“While we may not generalize the Kakamega findings there is need to investigate the content of pica being consumed in other parts of the country,” says Miller.
A study published in 2016 by Alfred Odongo Owino of Egerton University found pica consumed by pregnant women in Nakuru County to contain dangerously high levels of lead and other heavy metals.
Odongo also found the samples to be highly contaminated with disease causing germs.
Similar findings have been reported from other parts of the country most of them calling for the stopping or regulation of the trade.
In an unpublished study last year, Alice Wairimu Mutura of Jomo Kenyatta University of Agriculture and Technology found high levels of consumption of geophygy by pregnant women attending the Thika Level Five Hospital in Kiambu.
Mutura had investigated 410 women and found up to a quarter to take pica. Of those on pica a significant number were found infected with intestinal worms.
Almost a half of those consuming soils were found to suffer the blood condition called anemia. Anemia occurs when the body does not have enough red blood cells and is unable to deliver enough oxygen to body cells.
Mutura is now calling on the Kenya Bureau of Standards to ensure that soil sold in markets, supermarkets or by the vendors are free from parasites and heavy metals.
“The bureau should also set rules and regulations on their sterilization and packaging.”
At the Kilifi District Hospital at the Coast, more than a half of 275 pregnant women attending maternal clinic reported eating soil regularly.
The study by the Kenya Medical Research Institute found most of the geophagous women to suffer from anemia.
The first Confidential Inquiry into Maternal Deaths in Kenya report published in March by the Ministry of Health showed 14.6 per cent of maternal deaths to be caused by anemia.
The medical experts say if women cannot stop taking pica, at least the products should be made safe.
Segev is however advising women to try some crunchy snacks such as several already in the market made from millet, amaranth, or even termites whenever the craving comes calling.
- 571 million women give birth annually
- 65 per cent estimated to take pica (soils, stones)
- Each woman is estimated to eat about 40 grams of soil in a day.
- Cumulatively this comes to about 40 tonnes per day
- Pica in Kenya found with dangerous levels of Iron, lead and arsenic

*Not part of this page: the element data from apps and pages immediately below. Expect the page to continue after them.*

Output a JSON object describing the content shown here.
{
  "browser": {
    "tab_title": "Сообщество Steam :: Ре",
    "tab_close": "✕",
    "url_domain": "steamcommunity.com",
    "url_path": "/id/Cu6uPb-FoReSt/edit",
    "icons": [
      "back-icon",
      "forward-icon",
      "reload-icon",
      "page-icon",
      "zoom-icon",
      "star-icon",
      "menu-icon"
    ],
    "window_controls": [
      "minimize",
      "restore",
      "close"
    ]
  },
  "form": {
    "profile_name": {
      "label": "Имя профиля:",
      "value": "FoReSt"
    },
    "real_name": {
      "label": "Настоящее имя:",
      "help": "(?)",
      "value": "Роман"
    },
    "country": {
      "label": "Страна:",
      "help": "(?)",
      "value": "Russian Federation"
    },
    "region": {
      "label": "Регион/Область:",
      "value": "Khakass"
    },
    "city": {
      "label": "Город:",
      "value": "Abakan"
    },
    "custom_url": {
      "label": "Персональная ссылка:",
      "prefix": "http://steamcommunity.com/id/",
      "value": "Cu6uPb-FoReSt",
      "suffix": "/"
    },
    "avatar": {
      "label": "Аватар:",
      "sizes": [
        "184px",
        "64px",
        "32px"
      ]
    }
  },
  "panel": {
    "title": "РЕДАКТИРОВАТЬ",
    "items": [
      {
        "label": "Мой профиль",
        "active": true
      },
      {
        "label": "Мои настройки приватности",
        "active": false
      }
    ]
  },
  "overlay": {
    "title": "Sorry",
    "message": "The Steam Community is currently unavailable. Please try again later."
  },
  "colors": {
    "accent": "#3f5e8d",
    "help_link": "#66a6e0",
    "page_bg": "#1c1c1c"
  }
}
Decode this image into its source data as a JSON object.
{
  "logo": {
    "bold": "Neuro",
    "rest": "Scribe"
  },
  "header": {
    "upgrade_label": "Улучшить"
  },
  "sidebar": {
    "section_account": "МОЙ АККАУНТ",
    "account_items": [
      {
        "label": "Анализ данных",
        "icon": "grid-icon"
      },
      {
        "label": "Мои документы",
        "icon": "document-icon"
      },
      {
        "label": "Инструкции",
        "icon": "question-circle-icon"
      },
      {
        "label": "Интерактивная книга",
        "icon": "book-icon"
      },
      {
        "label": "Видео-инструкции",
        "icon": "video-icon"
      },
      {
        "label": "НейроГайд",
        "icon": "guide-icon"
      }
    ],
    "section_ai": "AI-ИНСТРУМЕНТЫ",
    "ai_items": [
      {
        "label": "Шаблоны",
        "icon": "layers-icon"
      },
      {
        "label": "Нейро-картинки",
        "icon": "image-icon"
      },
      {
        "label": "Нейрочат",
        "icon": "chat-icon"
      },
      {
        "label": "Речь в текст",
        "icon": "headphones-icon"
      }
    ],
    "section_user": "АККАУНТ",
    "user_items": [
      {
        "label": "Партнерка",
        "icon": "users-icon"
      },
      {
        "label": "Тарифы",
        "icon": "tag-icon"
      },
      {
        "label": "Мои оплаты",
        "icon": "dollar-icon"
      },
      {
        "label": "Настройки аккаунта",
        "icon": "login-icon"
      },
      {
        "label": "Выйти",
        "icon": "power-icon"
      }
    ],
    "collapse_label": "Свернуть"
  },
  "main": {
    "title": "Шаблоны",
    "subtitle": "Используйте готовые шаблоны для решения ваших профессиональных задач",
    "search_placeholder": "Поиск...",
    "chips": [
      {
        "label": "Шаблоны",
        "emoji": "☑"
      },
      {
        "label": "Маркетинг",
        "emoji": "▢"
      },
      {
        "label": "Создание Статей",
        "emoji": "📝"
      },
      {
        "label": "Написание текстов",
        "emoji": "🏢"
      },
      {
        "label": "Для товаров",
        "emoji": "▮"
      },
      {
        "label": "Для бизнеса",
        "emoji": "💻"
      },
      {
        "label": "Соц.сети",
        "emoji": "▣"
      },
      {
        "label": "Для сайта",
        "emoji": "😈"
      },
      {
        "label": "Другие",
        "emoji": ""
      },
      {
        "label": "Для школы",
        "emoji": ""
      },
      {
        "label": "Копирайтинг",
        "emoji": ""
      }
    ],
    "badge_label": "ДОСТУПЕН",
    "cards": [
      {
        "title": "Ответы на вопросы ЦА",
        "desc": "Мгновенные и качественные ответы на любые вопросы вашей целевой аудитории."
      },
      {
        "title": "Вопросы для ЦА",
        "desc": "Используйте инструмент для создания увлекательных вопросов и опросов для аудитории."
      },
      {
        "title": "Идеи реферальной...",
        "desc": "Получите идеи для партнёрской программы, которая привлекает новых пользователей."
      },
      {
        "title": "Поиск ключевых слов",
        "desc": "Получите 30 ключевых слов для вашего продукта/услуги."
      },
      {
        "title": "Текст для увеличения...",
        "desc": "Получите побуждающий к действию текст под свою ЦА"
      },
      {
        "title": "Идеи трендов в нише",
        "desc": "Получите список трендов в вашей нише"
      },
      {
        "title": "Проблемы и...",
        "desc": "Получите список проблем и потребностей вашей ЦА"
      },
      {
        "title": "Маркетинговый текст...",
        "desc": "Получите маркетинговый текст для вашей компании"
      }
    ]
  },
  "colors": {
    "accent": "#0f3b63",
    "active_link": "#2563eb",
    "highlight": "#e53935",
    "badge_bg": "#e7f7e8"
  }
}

- Pica from Kakamega had lead content four times higher than the tolerable levels
- Heavy metals in pica can cause anaemia in women
- Anaemia responsible for 14.6 per cent of maternal deaths in Kenya